Court of Appeals of Arizona, First Division, Department B
Not for Publication – Rule 111, Rules of the Arizona Supreme Court
Appeal from the Superior Court in Maricopa County Cause No. CR2009-153106-001 The Honorable Lisa Flores, Judge
Thomas C. Horne, Attorney General Joseph T. Maziarz, Section Chief Counsel Criminal Appeals and Linley Wilson, Assistant Attorney General Attorneys for Appellee.
James J. Haas, Maricopa County Public Defender by Margaret M. Green, Deputy Public Defender Attorneys for Appellant.
RANDALL M. HOWE, Presiding Judge.
¶1 Gunn appeals his sentences and convictions, arguing that his pre-Miranda, pre-arrest silence in response to police questioning at the scene of a car collision should not have been admitted at trial. For the following reasons, we affirm.
FACTS AND PROCEDURAL HISTORY

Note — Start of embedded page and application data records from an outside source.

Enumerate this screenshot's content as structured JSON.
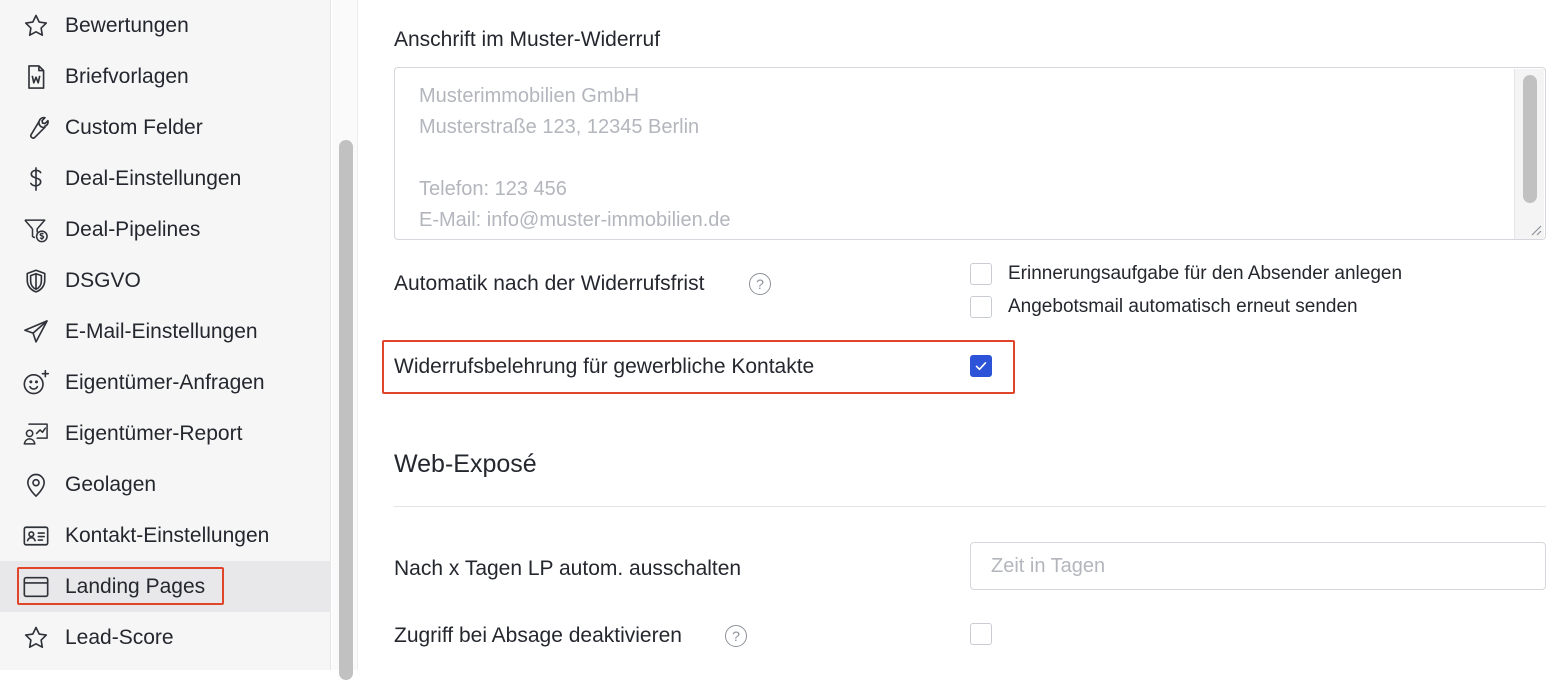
{
  "sidebar": {
    "items": [
      {
        "label": "Bewertungen",
        "icon": "star-icon"
      },
      {
        "label": "Briefvorlagen",
        "icon": "word-document-icon"
      },
      {
        "label": "Custom Felder",
        "icon": "wrench-icon"
      },
      {
        "label": "Deal-Einstellungen",
        "icon": "dollar-icon"
      },
      {
        "label": "Deal-Pipelines",
        "icon": "funnel-dollar-icon"
      },
      {
        "label": "DSGVO",
        "icon": "shield-icon"
      },
      {
        "label": "E-Mail-Einstellungen",
        "icon": "paper-plane-icon"
      },
      {
        "label": "Eigentümer-Anfragen",
        "icon": "smiley-plus-icon"
      },
      {
        "label": "Eigentümer-Report",
        "icon": "report-person-icon"
      },
      {
        "label": "Geolagen",
        "icon": "map-pin-icon"
      },
      {
        "label": "Kontakt-Einstellungen",
        "icon": "contact-card-icon"
      },
      {
        "label": "Landing Pages",
        "icon": "browser-window-icon",
        "active": true
      },
      {
        "label": "Lead-Score",
        "icon": "star-icon"
      }
    ]
  },
  "withdrawal": {
    "address_label": "Anschrift im Muster-Widerruf",
    "address_placeholder": "Musterimmobilien GmbH\nMusterstraße 123, 12345 Berlin\n\nTelefon: 123 456\nE-Mail: info@muster-immobilien.de",
    "automation_label": "Automatik nach der Widerrufsfrist",
    "automation_options": [
      {
        "label": "Erinnerungsaufgabe für den Absender anlegen",
        "checked": false
      },
      {
        "label": "Angebotsmail automatisch erneut senden",
        "checked": false
      }
    ],
    "commercial_label": "Widerrufsbelehrung für gewerbliche Kontakte",
    "commercial_checked": true
  },
  "web_expose": {
    "title": "Web-Exposé",
    "lp_disable_label": "Nach x Tagen LP autom. ausschalten",
    "lp_disable_placeholder": "Zeit in Tagen",
    "access_label": "Zugriff bei Absage deaktivieren",
    "access_checked": false
  },
  "colors": {
    "accent": "#2c53d8",
    "highlight": "#e0452c"
  }
}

¶2 Gunn and K were in a relationship and living together. After attending lunch with K and her daughter, Gunn drove K to work. While driving, Gunn and K began to argue. The argument escalated, and K suggested that they end their relationship. Gunn threatened to kill everyone at K's office. K responded, "okay" and then Gunn said, "Fuck this, I'm going to kill both of us." He then turned the car into the oncoming lane and crashed into another car. The collision injured K and the driver of the other car.
¶3 Police arrived at the scene and questioned the witnesses. K spoke to Officer J, but did not report Gunn's threats to her or state that Gunn did anything to intentionally cause the collision. Officer J asked Gunn what had happened, and Gunn responded that the brakes locked up and he could not turn the steering wheel. Gunn told Officer J that he had overshot his turn. When Officer J asked why Gunn did not just turn around and come back after he missed his turn, Gunn did not answer.
¶4 At the hospital, K spoke with her family and they encouraged her to tell police exactly what had happened. Officer J came to the hospital to interview K and she told him that Gunn had intentionally turned into oncoming traffic.
¶5 Gunn was tried for three counts of aggravated assault, one count of criminal damage and one count of endangerment. During Officer J's testimony, and when he was about to be questioned about his interview with Gunn, defense counsel objected, believing that the prosecutor would ask Officer J to testify about Gunn's silence after being asked "Why didn't you just turn around and go back?" During the sidebar, defense counsel argued that Gunn had exercised his right to remain silent and that commenting on Gunn's silence at the accident scene was inappropriate. The prosecutor argued that Gunn was not under arrest at the accident scene and had not been read Miranda rights, and nothing indicated that Gunn's constitutional rights had been violated. The court determined that Gunn was not in custody and that Officer J was simply investigating the accident, and allowed the prosecutor to ask the question.
¶6 The prosecutor asked the officer, "And you indicated that you asked him why didn't you just continue driving eastbound and turn around if he knew he'd already overshot his turn?" Officer J responded "yes" and the prosecutor asked, "And did he provide an explanation for that?" Officer J responded that Gunn had not.
¶7 The jury found Gunn guilty on all counts except the count of endangerment, and he was sentenced to six years' imprisonment. Gunn timely appealed his convictions and sentences. We have jurisdiction under Article 6, Section 9, of the Arizona Constitution and Arizona Revised Statutes ...